Damasio is the head of the Department of Neurology at the University of Iowa College of Medicine.
He's made something of a reputation in philosophical circles for his writings on mind/body issues, starting with Descartes' Error (1994).
The title of that 1994 book suggests the thesis: that any separation of mind from body (and concomitantly, any separation of intellectual judgment from emotional reaction) is erroneous. Damasio hypothesized that rationality requires emotional input.

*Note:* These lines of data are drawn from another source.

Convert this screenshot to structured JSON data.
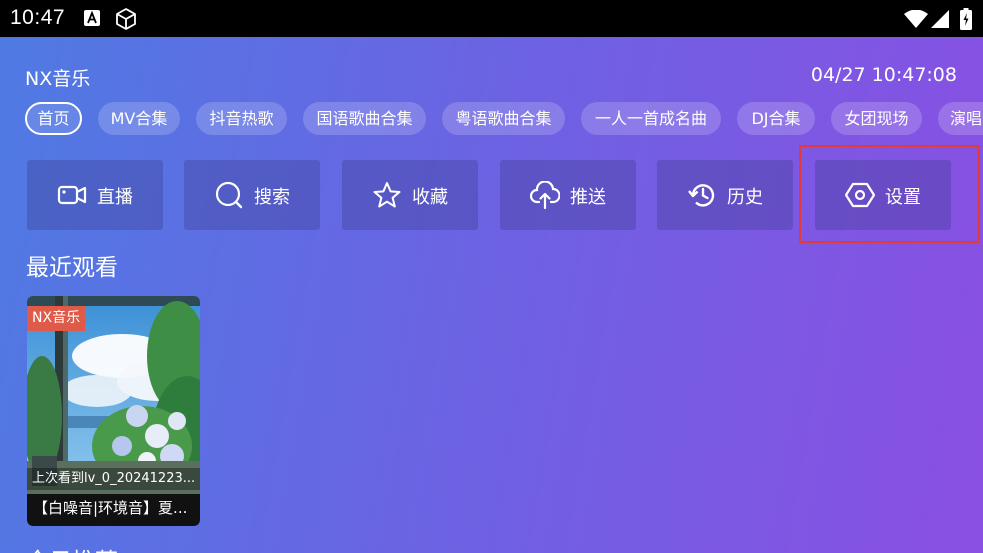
{
  "status_bar": {
    "time": "10:47",
    "icons": [
      "notification-a-icon",
      "cube-icon",
      "wifi-icon",
      "signal-icon",
      "battery-icon"
    ]
  },
  "header": {
    "app_title": "NX音乐",
    "datetime": "04/27 10:47:08"
  },
  "tabs": [
    {
      "label": "首页",
      "active": true
    },
    {
      "label": "MV合集"
    },
    {
      "label": "抖音热歌"
    },
    {
      "label": "国语歌曲合集"
    },
    {
      "label": "粤语歌曲合集"
    },
    {
      "label": "一人一首成名曲"
    },
    {
      "label": "DJ合集"
    },
    {
      "label": "女团现场"
    },
    {
      "label": "演唱"
    }
  ],
  "tiles": [
    {
      "label": "直播",
      "icon": "video-camera-icon"
    },
    {
      "label": "搜索",
      "icon": "search-icon"
    },
    {
      "label": "收藏",
      "icon": "star-icon"
    },
    {
      "label": "推送",
      "icon": "cloud-upload-icon"
    },
    {
      "label": "历史",
      "icon": "history-icon"
    },
    {
      "label": "设置",
      "icon": "hexagon-settings-icon"
    }
  ],
  "recent": {
    "section_title": "最近观看",
    "items": [
      {
        "badge": "NX音乐",
        "progress_text": "上次看到lv_0_20241223...",
        "title": "【白噪音|环境音】夏..."
      }
    ]
  },
  "next_section": {
    "title": "今日推荐"
  },
  "colors": {
    "gradient_start": "#4f7ae3",
    "gradient_end": "#8a4fe3",
    "highlight": "#e53935",
    "badge": "#e05a4a"
  }
}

In part this was a development of the James-Lange theory of the emotions. That theory, you will recall, is this: our body instinctively reacts to a situation (by blushing, for example). The emotion we feel (embarrassment) is not the reason for the blushing. A sensory stimulus of some sort is the reason for the blushing. The emotion is a consequence of the bodily reaction.
Damasio said that James was "well ahead of both his time and ours" in this respect, and that he had "seized upon the mechanism essential to the understanding of emotion and feeling."
Damasio saw emotions as James did, while also inserting them into a broader picture of a feedback loop. If I feel embarrassed as a consequence of a blush, and I blushed because I opened a door when I shouldn't have, then I've learned to keep that door closed in analogous situations in the future. That is a perhaps overly simple example (and I am to blame for that example, neither James nor Damasio highlighted blushing -- I should feel embarrassed to learn it misrepresents either of them). But it is an example of something important to Damasio, something he called the "cognitive guidance role" of emotions, and thus of instinctive bodily responses.
I'll say something more about Damasio tomorrow, when I'll move on to another of his books, The Feeling of What Happens (1999).